To do:
Going through the material underneath, give only the number of lines that contain "Windows".

Records provided:
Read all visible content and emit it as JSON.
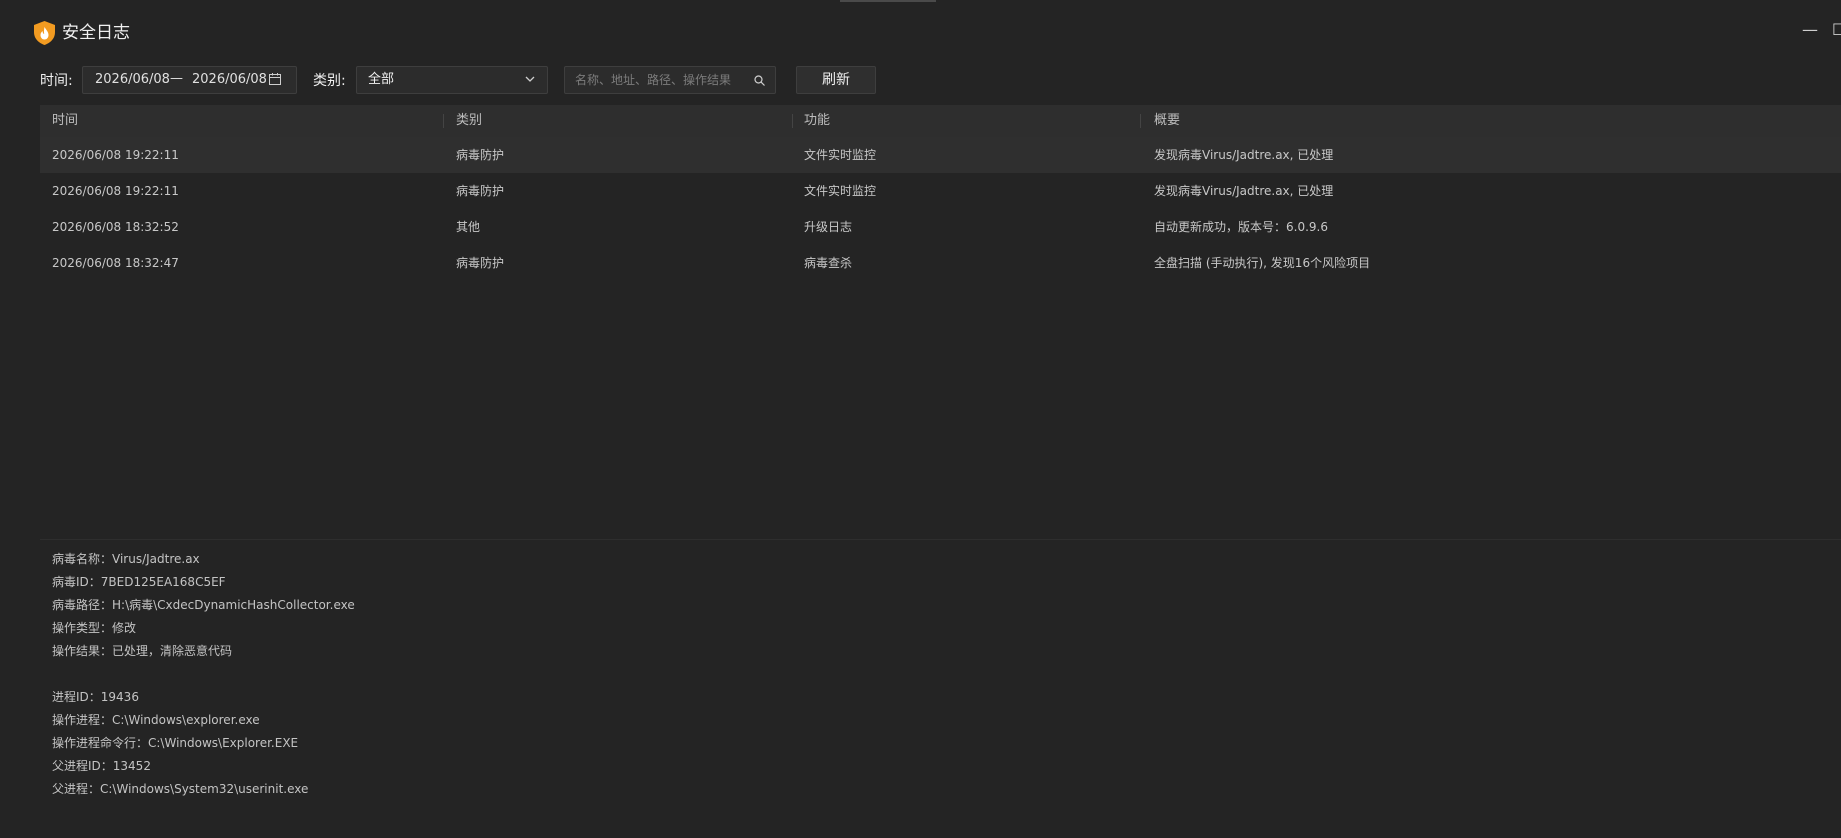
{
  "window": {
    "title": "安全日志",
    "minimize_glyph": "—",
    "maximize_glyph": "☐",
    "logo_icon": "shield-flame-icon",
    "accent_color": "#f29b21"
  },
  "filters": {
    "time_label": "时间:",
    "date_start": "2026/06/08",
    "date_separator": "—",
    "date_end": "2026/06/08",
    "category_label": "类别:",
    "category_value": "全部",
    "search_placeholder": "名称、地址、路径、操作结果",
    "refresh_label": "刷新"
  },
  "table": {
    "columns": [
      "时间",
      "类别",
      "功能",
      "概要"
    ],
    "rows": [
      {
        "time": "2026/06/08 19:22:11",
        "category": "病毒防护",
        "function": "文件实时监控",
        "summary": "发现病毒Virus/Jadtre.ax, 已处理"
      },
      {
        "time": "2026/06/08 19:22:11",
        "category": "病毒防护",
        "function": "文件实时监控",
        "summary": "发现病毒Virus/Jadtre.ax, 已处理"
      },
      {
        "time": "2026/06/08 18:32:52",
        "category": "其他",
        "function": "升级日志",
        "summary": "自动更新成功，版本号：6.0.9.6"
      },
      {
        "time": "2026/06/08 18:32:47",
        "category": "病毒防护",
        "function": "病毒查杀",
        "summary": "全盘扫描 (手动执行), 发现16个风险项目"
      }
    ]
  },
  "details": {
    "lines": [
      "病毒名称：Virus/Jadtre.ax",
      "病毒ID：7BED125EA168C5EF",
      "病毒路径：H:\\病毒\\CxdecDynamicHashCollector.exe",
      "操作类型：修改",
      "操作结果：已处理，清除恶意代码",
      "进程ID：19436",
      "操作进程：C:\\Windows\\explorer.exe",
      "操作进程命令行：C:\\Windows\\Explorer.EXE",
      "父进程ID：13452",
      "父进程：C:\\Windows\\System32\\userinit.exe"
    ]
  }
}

Solution for this task:
3